Task item ▸ Reproduce the whole listing word for word. Leave every image out.

══ Recorded data ══

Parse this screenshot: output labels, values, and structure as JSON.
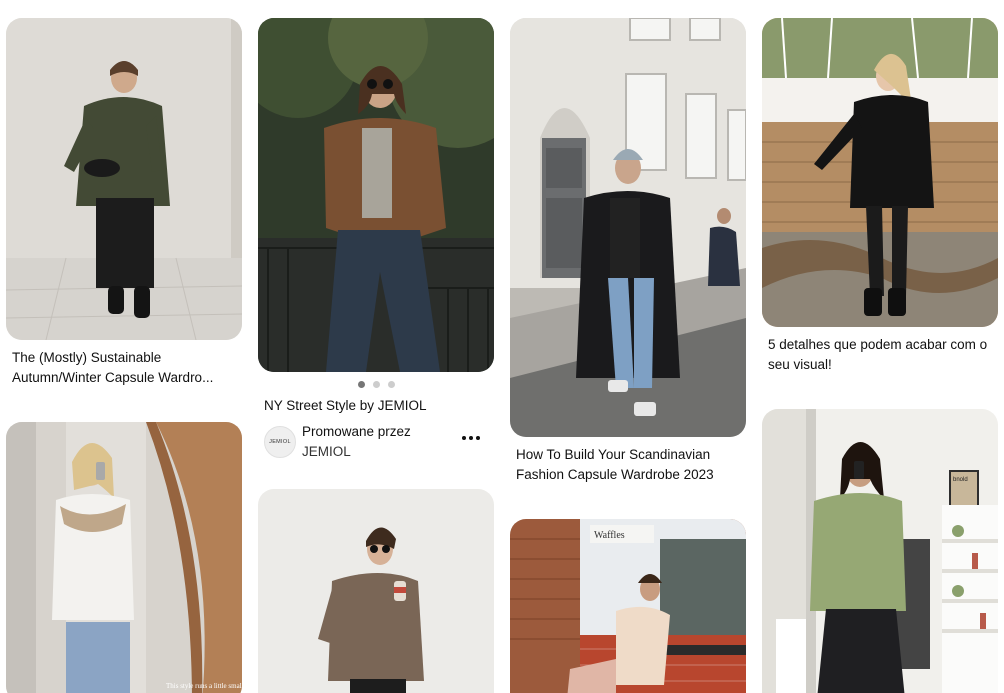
{
  "pins": {
    "p1": {
      "title": "The (Mostly) Sustainable Autumn/Winter Capsule Wardro..."
    },
    "p2": {
      "title": "NY Street Style by JEMIOL",
      "carousel": {
        "count": 3,
        "active_index": 0
      },
      "promoted_label": "Promowane przez",
      "promoted_by": "JEMIOL",
      "avatar_text": "JEMIOL",
      "more_icon": "ellipsis-icon"
    },
    "p3": {
      "title": "How To Build Your Scandinavian Fashion Capsule Wardrobe 2023"
    },
    "p4": {
      "title": "5 detalhes que podem acabar com o seu visual!"
    },
    "p5": {
      "overlay_caption": "This style runs a little small"
    },
    "p6": {},
    "p7": {
      "storefront_sign": "Waffles"
    },
    "p8": {
      "poster_text": "bnold"
    }
  },
  "colors": {
    "background": "#ffffff",
    "text": "#111111",
    "dot_active": "#767676",
    "dot_inactive": "#cdcdcd"
  }
}
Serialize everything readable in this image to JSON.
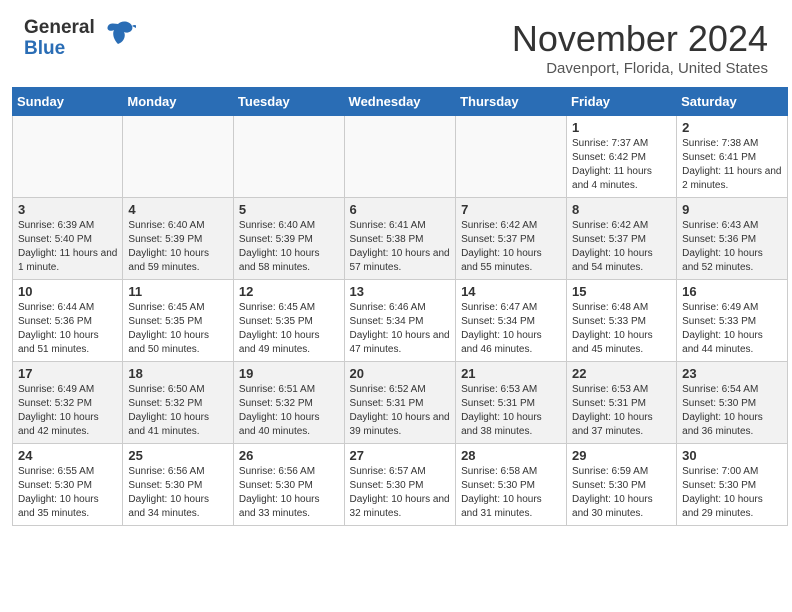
{
  "header": {
    "logo_text1": "General",
    "logo_text2": "Blue",
    "month": "November 2024",
    "location": "Davenport, Florida, United States"
  },
  "weekdays": [
    "Sunday",
    "Monday",
    "Tuesday",
    "Wednesday",
    "Thursday",
    "Friday",
    "Saturday"
  ],
  "weeks": [
    [
      {
        "day": "",
        "info": ""
      },
      {
        "day": "",
        "info": ""
      },
      {
        "day": "",
        "info": ""
      },
      {
        "day": "",
        "info": ""
      },
      {
        "day": "",
        "info": ""
      },
      {
        "day": "1",
        "info": "Sunrise: 7:37 AM\nSunset: 6:42 PM\nDaylight: 11 hours and 4 minutes."
      },
      {
        "day": "2",
        "info": "Sunrise: 7:38 AM\nSunset: 6:41 PM\nDaylight: 11 hours and 2 minutes."
      }
    ],
    [
      {
        "day": "3",
        "info": "Sunrise: 6:39 AM\nSunset: 5:40 PM\nDaylight: 11 hours and 1 minute."
      },
      {
        "day": "4",
        "info": "Sunrise: 6:40 AM\nSunset: 5:39 PM\nDaylight: 10 hours and 59 minutes."
      },
      {
        "day": "5",
        "info": "Sunrise: 6:40 AM\nSunset: 5:39 PM\nDaylight: 10 hours and 58 minutes."
      },
      {
        "day": "6",
        "info": "Sunrise: 6:41 AM\nSunset: 5:38 PM\nDaylight: 10 hours and 57 minutes."
      },
      {
        "day": "7",
        "info": "Sunrise: 6:42 AM\nSunset: 5:37 PM\nDaylight: 10 hours and 55 minutes."
      },
      {
        "day": "8",
        "info": "Sunrise: 6:42 AM\nSunset: 5:37 PM\nDaylight: 10 hours and 54 minutes."
      },
      {
        "day": "9",
        "info": "Sunrise: 6:43 AM\nSunset: 5:36 PM\nDaylight: 10 hours and 52 minutes."
      }
    ],
    [
      {
        "day": "10",
        "info": "Sunrise: 6:44 AM\nSunset: 5:36 PM\nDaylight: 10 hours and 51 minutes."
      },
      {
        "day": "11",
        "info": "Sunrise: 6:45 AM\nSunset: 5:35 PM\nDaylight: 10 hours and 50 minutes."
      },
      {
        "day": "12",
        "info": "Sunrise: 6:45 AM\nSunset: 5:35 PM\nDaylight: 10 hours and 49 minutes."
      },
      {
        "day": "13",
        "info": "Sunrise: 6:46 AM\nSunset: 5:34 PM\nDaylight: 10 hours and 47 minutes."
      },
      {
        "day": "14",
        "info": "Sunrise: 6:47 AM\nSunset: 5:34 PM\nDaylight: 10 hours and 46 minutes."
      },
      {
        "day": "15",
        "info": "Sunrise: 6:48 AM\nSunset: 5:33 PM\nDaylight: 10 hours and 45 minutes."
      },
      {
        "day": "16",
        "info": "Sunrise: 6:49 AM\nSunset: 5:33 PM\nDaylight: 10 hours and 44 minutes."
      }
    ],
    [
      {
        "day": "17",
        "info": "Sunrise: 6:49 AM\nSunset: 5:32 PM\nDaylight: 10 hours and 42 minutes."
      },
      {
        "day": "18",
        "info": "Sunrise: 6:50 AM\nSunset: 5:32 PM\nDaylight: 10 hours and 41 minutes."
      },
      {
        "day": "19",
        "info": "Sunrise: 6:51 AM\nSunset: 5:32 PM\nDaylight: 10 hours and 40 minutes."
      },
      {
        "day": "20",
        "info": "Sunrise: 6:52 AM\nSunset: 5:31 PM\nDaylight: 10 hours and 39 minutes."
      },
      {
        "day": "21",
        "info": "Sunrise: 6:53 AM\nSunset: 5:31 PM\nDaylight: 10 hours and 38 minutes."
      },
      {
        "day": "22",
        "info": "Sunrise: 6:53 AM\nSunset: 5:31 PM\nDaylight: 10 hours and 37 minutes."
      },
      {
        "day": "23",
        "info": "Sunrise: 6:54 AM\nSunset: 5:30 PM\nDaylight: 10 hours and 36 minutes."
      }
    ],
    [
      {
        "day": "24",
        "info": "Sunrise: 6:55 AM\nSunset: 5:30 PM\nDaylight: 10 hours and 35 minutes."
      },
      {
        "day": "25",
        "info": "Sunrise: 6:56 AM\nSunset: 5:30 PM\nDaylight: 10 hours and 34 minutes."
      },
      {
        "day": "26",
        "info": "Sunrise: 6:56 AM\nSunset: 5:30 PM\nDaylight: 10 hours and 33 minutes."
      },
      {
        "day": "27",
        "info": "Sunrise: 6:57 AM\nSunset: 5:30 PM\nDaylight: 10 hours and 32 minutes."
      },
      {
        "day": "28",
        "info": "Sunrise: 6:58 AM\nSunset: 5:30 PM\nDaylight: 10 hours and 31 minutes."
      },
      {
        "day": "29",
        "info": "Sunrise: 6:59 AM\nSunset: 5:30 PM\nDaylight: 10 hours and 30 minutes."
      },
      {
        "day": "30",
        "info": "Sunrise: 7:00 AM\nSunset: 5:30 PM\nDaylight: 10 hours and 29 minutes."
      }
    ]
  ]
}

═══

Solution to this exercise ▸
Parse this screenshot: output labels, values, and structure as JSON.
{
  "pins": {
    "p1": {
      "title": "The (Mostly) Sustainable Autumn/Winter Capsule Wardro..."
    },
    "p2": {
      "title": "NY Street Style by JEMIOL",
      "carousel": {
        "count": 3,
        "active_index": 0
      },
      "promoted_label": "Promowane przez",
      "promoted_by": "JEMIOL",
      "avatar_text": "JEMIOL",
      "more_icon": "ellipsis-icon"
    },
    "p3": {
      "title": "How To Build Your Scandinavian Fashion Capsule Wardrobe 2023"
    },
    "p4": {
      "title": "5 detalhes que podem acabar com o seu visual!"
    },
    "p5": {
      "overlay_caption": "This style runs a little small"
    },
    "p6": {},
    "p7": {
      "storefront_sign": "Waffles"
    },
    "p8": {
      "poster_text": "bnold"
    }
  },
  "colors": {
    "background": "#ffffff",
    "text": "#111111",
    "dot_active": "#767676",
    "dot_inactive": "#cdcdcd"
  }
}
Serialize everything readable in this image to JSON.
{
  "header": {
    "logo_text1": "General",
    "logo_text2": "Blue",
    "month": "November 2024",
    "location": "Davenport, Florida, United States"
  },
  "weekdays": [
    "Sunday",
    "Monday",
    "Tuesday",
    "Wednesday",
    "Thursday",
    "Friday",
    "Saturday"
  ],
  "weeks": [
    [
      {
        "day": "",
        "info": ""
      },
      {
        "day": "",
        "info": ""
      },
      {
        "day": "",
        "info": ""
      },
      {
        "day": "",
        "info": ""
      },
      {
        "day": "",
        "info": ""
      },
      {
        "day": "1",
        "info": "Sunrise: 7:37 AM\nSunset: 6:42 PM\nDaylight: 11 hours and 4 minutes."
      },
      {
        "day": "2",
        "info": "Sunrise: 7:38 AM\nSunset: 6:41 PM\nDaylight: 11 hours and 2 minutes."
      }
    ],
    [
      {
        "day": "3",
        "info": "Sunrise: 6:39 AM\nSunset: 5:40 PM\nDaylight: 11 hours and 1 minute."
      },
      {
        "day": "4",
        "info": "Sunrise: 6:40 AM\nSunset: 5:39 PM\nDaylight: 10 hours and 59 minutes."
      },
      {
        "day": "5",
        "info": "Sunrise: 6:40 AM\nSunset: 5:39 PM\nDaylight: 10 hours and 58 minutes."
      },
      {
        "day": "6",
        "info": "Sunrise: 6:41 AM\nSunset: 5:38 PM\nDaylight: 10 hours and 57 minutes."
      },
      {
        "day": "7",
        "info": "Sunrise: 6:42 AM\nSunset: 5:37 PM\nDaylight: 10 hours and 55 minutes."
      },
      {
        "day": "8",
        "info": "Sunrise: 6:42 AM\nSunset: 5:37 PM\nDaylight: 10 hours and 54 minutes."
      },
      {
        "day": "9",
        "info": "Sunrise: 6:43 AM\nSunset: 5:36 PM\nDaylight: 10 hours and 52 minutes."
      }
    ],
    [
      {
        "day": "10",
        "info": "Sunrise: 6:44 AM\nSunset: 5:36 PM\nDaylight: 10 hours and 51 minutes."
      },
      {
        "day": "11",
        "info": "Sunrise: 6:45 AM\nSunset: 5:35 PM\nDaylight: 10 hours and 50 minutes."
      },
      {
        "day": "12",
        "info": "Sunrise: 6:45 AM\nSunset: 5:35 PM\nDaylight: 10 hours and 49 minutes."
      },
      {
        "day": "13",
        "info": "Sunrise: 6:46 AM\nSunset: 5:34 PM\nDaylight: 10 hours and 47 minutes."
      },
      {
        "day": "14",
        "info": "Sunrise: 6:47 AM\nSunset: 5:34 PM\nDaylight: 10 hours and 46 minutes."
      },
      {
        "day": "15",
        "info": "Sunrise: 6:48 AM\nSunset: 5:33 PM\nDaylight: 10 hours and 45 minutes."
      },
      {
        "day": "16",
        "info": "Sunrise: 6:49 AM\nSunset: 5:33 PM\nDaylight: 10 hours and 44 minutes."
      }
    ],
    [
      {
        "day": "17",
        "info": "Sunrise: 6:49 AM\nSunset: 5:32 PM\nDaylight: 10 hours and 42 minutes."
      },
      {
        "day": "18",
        "info": "Sunrise: 6:50 AM\nSunset: 5:32 PM\nDaylight: 10 hours and 41 minutes."
      },
      {
        "day": "19",
        "info": "Sunrise: 6:51 AM\nSunset: 5:32 PM\nDaylight: 10 hours and 40 minutes."
      },
      {
        "day": "20",
        "info": "Sunrise: 6:52 AM\nSunset: 5:31 PM\nDaylight: 10 hours and 39 minutes."
      },
      {
        "day": "21",
        "info": "Sunrise: 6:53 AM\nSunset: 5:31 PM\nDaylight: 10 hours and 38 minutes."
      },
      {
        "day": "22",
        "info": "Sunrise: 6:53 AM\nSunset: 5:31 PM\nDaylight: 10 hours and 37 minutes."
      },
      {
        "day": "23",
        "info": "Sunrise: 6:54 AM\nSunset: 5:30 PM\nDaylight: 10 hours and 36 minutes."
      }
    ],
    [
      {
        "day": "24",
        "info": "Sunrise: 6:55 AM\nSunset: 5:30 PM\nDaylight: 10 hours and 35 minutes."
      },
      {
        "day": "25",
        "info": "Sunrise: 6:56 AM\nSunset: 5:30 PM\nDaylight: 10 hours and 34 minutes."
      },
      {
        "day": "26",
        "info": "Sunrise: 6:56 AM\nSunset: 5:30 PM\nDaylight: 10 hours and 33 minutes."
      },
      {
        "day": "27",
        "info": "Sunrise: 6:57 AM\nSunset: 5:30 PM\nDaylight: 10 hours and 32 minutes."
      },
      {
        "day": "28",
        "info": "Sunrise: 6:58 AM\nSunset: 5:30 PM\nDaylight: 10 hours and 31 minutes."
      },
      {
        "day": "29",
        "info": "Sunrise: 6:59 AM\nSunset: 5:30 PM\nDaylight: 10 hours and 30 minutes."
      },
      {
        "day": "30",
        "info": "Sunrise: 7:00 AM\nSunset: 5:30 PM\nDaylight: 10 hours and 29 minutes."
      }
    ]
  ]
}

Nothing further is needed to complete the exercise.